It would require either a zoning amendment or contract zone , according to Theo Holtwijk, Falmouth’s director of long-range planning, which is why he’s recommending the town study the possibility of creating a new Village Mixed Use District.
That district could apply not only to Chase’s property, but to a total of 80 acres bound by Mountain Road, Route 100, Marston Street and the Maine Turnpike, Holtwijk said Jan. 9. The goal would be to have the rezoning process completed by May, in time for the summer construction season.
In addition, Holtwijk said his office is also working with the town’s consultant, the Stantec engineering and project design firm, on the Route 100 project to create what he’s calling a West Falmouth Neighborhood Sketch Plan.
The idea is to “explore possibilities for coordinated, phased development of, and best design practices for” the 80 acres the town is considering rezoning, Holtwijk said in a letter to property owners and abutters that was sent out in late fall.
“The sketch plan will incorporate best practices in planning and design, such as pedestrian and bicycle-friendly streetscapes, a variety of housing types, a network of open spaces, pocket parks and trails, street/parcel inter-connectivity, coordinated access to Route 100 and a mix of commercial uses,” the letter said. “The design (process) would also take advantage of the impending improvements to Route 100 to enhance the commercial success of (that) corridor.”
The goal, Holtwijk said this week, is to ultimately get input from not only local stakeholders and town officials, but also the general public, which would include several public meetings being planned for later this month and into February.
“There are larger community issues at stake that need to be explored” before the town gives the OK to Chase to develop his land, he said.
“We are interested in seeing what we can do in terms of a planned neighborhood,” Holtwijk added. “There’s a lot of opportunity here. The fact is, this kind of (possibility) doesn’t happen all that often and the beauty is, there’s not that many areas of Falmouth that could benefit” from this type of planning process.
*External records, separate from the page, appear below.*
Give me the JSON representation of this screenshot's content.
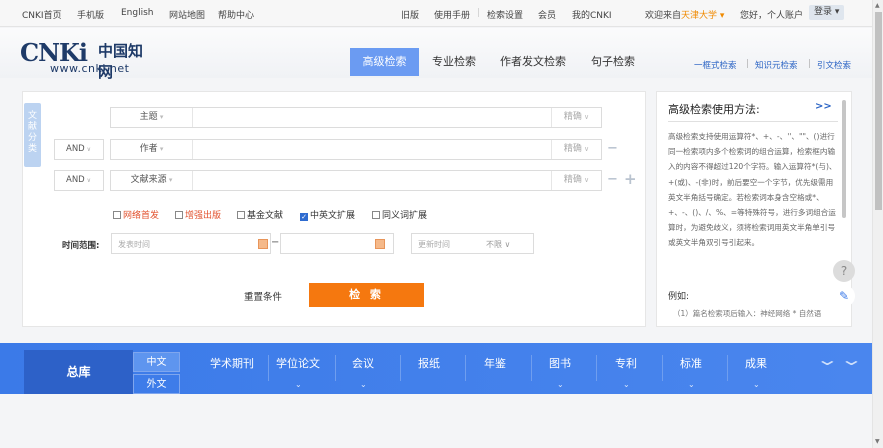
{
  "topbar": {
    "home": "CNKI首页",
    "mobile": "手机版",
    "english": "English",
    "sitemap": "网站地图",
    "help": "帮助中心",
    "old": "旧版",
    "manual": "使用手册",
    "search_settings": "检索设置",
    "member": "会员",
    "mycnki": "我的CNKI",
    "welcome": "欢迎来自",
    "institution": "天津大学 ▾",
    "greeting": "您好，个人账户",
    "login": "登录 ▾"
  },
  "logo": {
    "mark": "CNKi",
    "cn": "中国知网",
    "url": "www.cnki.net"
  },
  "tabs": [
    "高级检索",
    "专业检索",
    "作者发文检索",
    "句子检索"
  ],
  "right_links": [
    "一框式检索",
    "知识元检索",
    "引文检索"
  ],
  "side_tab": "文献分类",
  "rows": [
    {
      "logic": "",
      "field": "主题",
      "exact": "精确"
    },
    {
      "logic": "AND",
      "field": "作者",
      "exact": "精确"
    },
    {
      "logic": "AND",
      "field": "文献来源",
      "exact": "精确"
    }
  ],
  "controls": {
    "minus": "−",
    "plus": "+"
  },
  "checkboxes": [
    {
      "label": "网络首发",
      "checked": false,
      "color": "#e2512d"
    },
    {
      "label": "增强出版",
      "checked": false,
      "color": "#e2512d"
    },
    {
      "label": "基金文献",
      "checked": false,
      "color": "#333333"
    },
    {
      "label": "中英文扩展",
      "checked": true,
      "color": "#333333"
    },
    {
      "label": "同义词扩展",
      "checked": false,
      "color": "#333333"
    }
  ],
  "time": {
    "label": "时间范围:",
    "publish": "发表时间",
    "dash": "−",
    "update": "更新时间",
    "update_value": "不限 ∨"
  },
  "actions": {
    "reset": "重置条件",
    "search": "检 索"
  },
  "help": {
    "title": "高级检索使用方法:",
    "more": ">>",
    "text": "高级检索支持使用运算符*、+、-、''、\"\"、()进行同一检索项内多个检索词的组合运算，检索框内输入的内容不得超过120个字符。输入运算符*(与)、+(或)、-(非)时，前后要空一个字节，优先级需用英文半角括号确定。若检索词本身含空格或*、+、-、()、/、%、=等特殊符号，进行多词组合运算时，为避免歧义，须将检索词用英文半角单引号或英文半角双引号引起来。",
    "example": "例如:",
    "example_line": "（1）篇名检索项后输入：神经网络 * 自然语"
  },
  "fabs": [
    "?",
    "✎"
  ],
  "bottom": {
    "zongku": "总库",
    "lang_cn": "中文",
    "lang_en": "外文",
    "cats": [
      "学术期刊",
      "学位论文",
      "会议",
      "报纸",
      "年鉴",
      "图书",
      "专利",
      "标准",
      "成果"
    ],
    "expand": "⌄⌄"
  }
}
Reached on Tuesday, Chase said while he’s anxious to start developing his property, “there’s a rezoning process that’s required, and I don’t want to get out in front of that. I’m willing to let the process move forward” at its own pace.
Nathan Poore, the town manager, said in working with Chase it occurred to town staff that “abutting property owners may also have development interests, (so) we are offering a process for the neighborhood to work together to see if there are opportunities to develop in a way that benefits the vision for the (whole) area.”
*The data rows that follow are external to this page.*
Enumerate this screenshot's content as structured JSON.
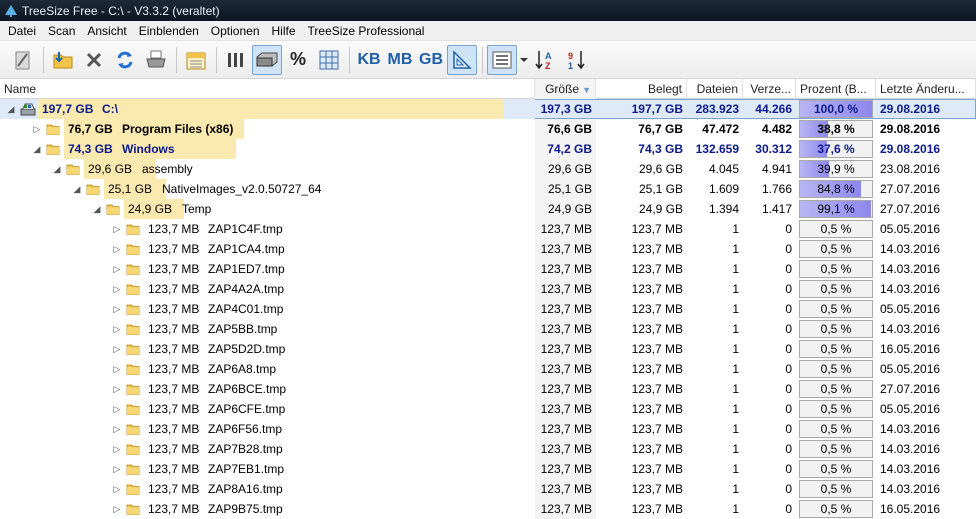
{
  "window": {
    "title": "TreeSize Free - C:\\ - V3.3.2 (veraltet)"
  },
  "menu": [
    "Datei",
    "Scan",
    "Ansicht",
    "Einblenden",
    "Optionen",
    "Hilfe",
    "TreeSize Professional"
  ],
  "toolbar": {
    "kb": "KB",
    "mb": "MB",
    "gb": "GB",
    "percent": "%"
  },
  "columns": {
    "name": "Name",
    "size": "Größe",
    "allocated": "Belegt",
    "files": "Dateien",
    "dirs": "Verze...",
    "percent": "Prozent (B...",
    "modified": "Letzte Änderu..."
  },
  "rows": [
    {
      "size_label": "197,7 GB",
      "name": "C:\\",
      "size": "197,3 GB",
      "allocated": "197,7 GB",
      "files": "283.923",
      "dirs": "44.266",
      "percent": "100,0 %",
      "percent_value": 100.0,
      "date": "29.08.2016"
    },
    {
      "size_label": "76,7 GB",
      "name": "Program Files (x86)",
      "size": "76,6 GB",
      "allocated": "76,7 GB",
      "files": "47.472",
      "dirs": "4.482",
      "percent": "38,8 %",
      "percent_value": 38.8,
      "date": "29.08.2016"
    },
    {
      "size_label": "74,3 GB",
      "name": "Windows",
      "size": "74,2 GB",
      "allocated": "74,3 GB",
      "files": "132.659",
      "dirs": "30.312",
      "percent": "37,6 %",
      "percent_value": 37.6,
      "date": "29.08.2016"
    },
    {
      "size_label": "29,6 GB",
      "name": "assembly",
      "size": "29,6 GB",
      "allocated": "29,6 GB",
      "files": "4.045",
      "dirs": "4.941",
      "percent": "39,9 %",
      "percent_value": 39.9,
      "date": "23.08.2016"
    },
    {
      "size_label": "25,1 GB",
      "name": "NativeImages_v2.0.50727_64",
      "size": "25,1 GB",
      "allocated": "25,1 GB",
      "files": "1.609",
      "dirs": "1.766",
      "percent": "84,8 %",
      "percent_value": 84.8,
      "date": "27.07.2016"
    },
    {
      "size_label": "24,9 GB",
      "name": "Temp",
      "size": "24,9 GB",
      "allocated": "24,9 GB",
      "files": "1.394",
      "dirs": "1.417",
      "percent": "99,1 %",
      "percent_value": 99.1,
      "date": "27.07.2016"
    },
    {
      "size_label": "123,7 MB",
      "name": "ZAP1C4F.tmp",
      "size": "123,7 MB",
      "allocated": "123,7 MB",
      "files": "1",
      "dirs": "0",
      "percent": "0,5 %",
      "percent_value": 0.5,
      "date": "05.05.2016"
    },
    {
      "size_label": "123,7 MB",
      "name": "ZAP1CA4.tmp",
      "size": "123,7 MB",
      "allocated": "123,7 MB",
      "files": "1",
      "dirs": "0",
      "percent": "0,5 %",
      "percent_value": 0.5,
      "date": "14.03.2016"
    },
    {
      "size_label": "123,7 MB",
      "name": "ZAP1ED7.tmp",
      "size": "123,7 MB",
      "allocated": "123,7 MB",
      "files": "1",
      "dirs": "0",
      "percent": "0,5 %",
      "percent_value": 0.5,
      "date": "14.03.2016"
    },
    {
      "size_label": "123,7 MB",
      "name": "ZAP4A2A.tmp",
      "size": "123,7 MB",
      "allocated": "123,7 MB",
      "files": "1",
      "dirs": "0",
      "percent": "0,5 %",
      "percent_value": 0.5,
      "date": "14.03.2016"
    },
    {
      "size_label": "123,7 MB",
      "name": "ZAP4C01.tmp",
      "size": "123,7 MB",
      "allocated": "123,7 MB",
      "files": "1",
      "dirs": "0",
      "percent": "0,5 %",
      "percent_value": 0.5,
      "date": "05.05.2016"
    },
    {
      "size_label": "123,7 MB",
      "name": "ZAP5BB.tmp",
      "size": "123,7 MB",
      "allocated": "123,7 MB",
      "files": "1",
      "dirs": "0",
      "percent": "0,5 %",
      "percent_value": 0.5,
      "date": "14.03.2016"
    },
    {
      "size_label": "123,7 MB",
      "name": "ZAP5D2D.tmp",
      "size": "123,7 MB",
      "allocated": "123,7 MB",
      "files": "1",
      "dirs": "0",
      "percent": "0,5 %",
      "percent_value": 0.5,
      "date": "16.05.2016"
    },
    {
      "size_label": "123,7 MB",
      "name": "ZAP6A8.tmp",
      "size": "123,7 MB",
      "allocated": "123,7 MB",
      "files": "1",
      "dirs": "0",
      "percent": "0,5 %",
      "percent_value": 0.5,
      "date": "05.05.2016"
    },
    {
      "size_label": "123,7 MB",
      "name": "ZAP6BCE.tmp",
      "size": "123,7 MB",
      "allocated": "123,7 MB",
      "files": "1",
      "dirs": "0",
      "percent": "0,5 %",
      "percent_value": 0.5,
      "date": "27.07.2016"
    },
    {
      "size_label": "123,7 MB",
      "name": "ZAP6CFE.tmp",
      "size": "123,7 MB",
      "allocated": "123,7 MB",
      "files": "1",
      "dirs": "0",
      "percent": "0,5 %",
      "percent_value": 0.5,
      "date": "05.05.2016"
    },
    {
      "size_label": "123,7 MB",
      "name": "ZAP6F56.tmp",
      "size": "123,7 MB",
      "allocated": "123,7 MB",
      "files": "1",
      "dirs": "0",
      "percent": "0,5 %",
      "percent_value": 0.5,
      "date": "14.03.2016"
    },
    {
      "size_label": "123,7 MB",
      "name": "ZAP7B28.tmp",
      "size": "123,7 MB",
      "allocated": "123,7 MB",
      "files": "1",
      "dirs": "0",
      "percent": "0,5 %",
      "percent_value": 0.5,
      "date": "14.03.2016"
    },
    {
      "size_label": "123,7 MB",
      "name": "ZAP7EB1.tmp",
      "size": "123,7 MB",
      "allocated": "123,7 MB",
      "files": "1",
      "dirs": "0",
      "percent": "0,5 %",
      "percent_value": 0.5,
      "date": "14.03.2016"
    },
    {
      "size_label": "123,7 MB",
      "name": "ZAP8A16.tmp",
      "size": "123,7 MB",
      "allocated": "123,7 MB",
      "files": "1",
      "dirs": "0",
      "percent": "0,5 %",
      "percent_value": 0.5,
      "date": "14.03.2016"
    },
    {
      "size_label": "123,7 MB",
      "name": "ZAP9B75.tmp",
      "size": "123,7 MB",
      "allocated": "123,7 MB",
      "files": "1",
      "dirs": "0",
      "percent": "0,5 %",
      "percent_value": 0.5,
      "date": "16.05.2016"
    }
  ]
}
“It’s about seeing an opportunity to add value to land use development by meeting the town’s vision (for West Falmouth),” Poore said. “It may not work out, but it’s an attempt to see if there are opportunities. Nothing ventured, nothing gained.”
The town of Falmouth is considering a zone change and a planned neighborhood design process for about 80 acres off Route 100 in West Falmouth.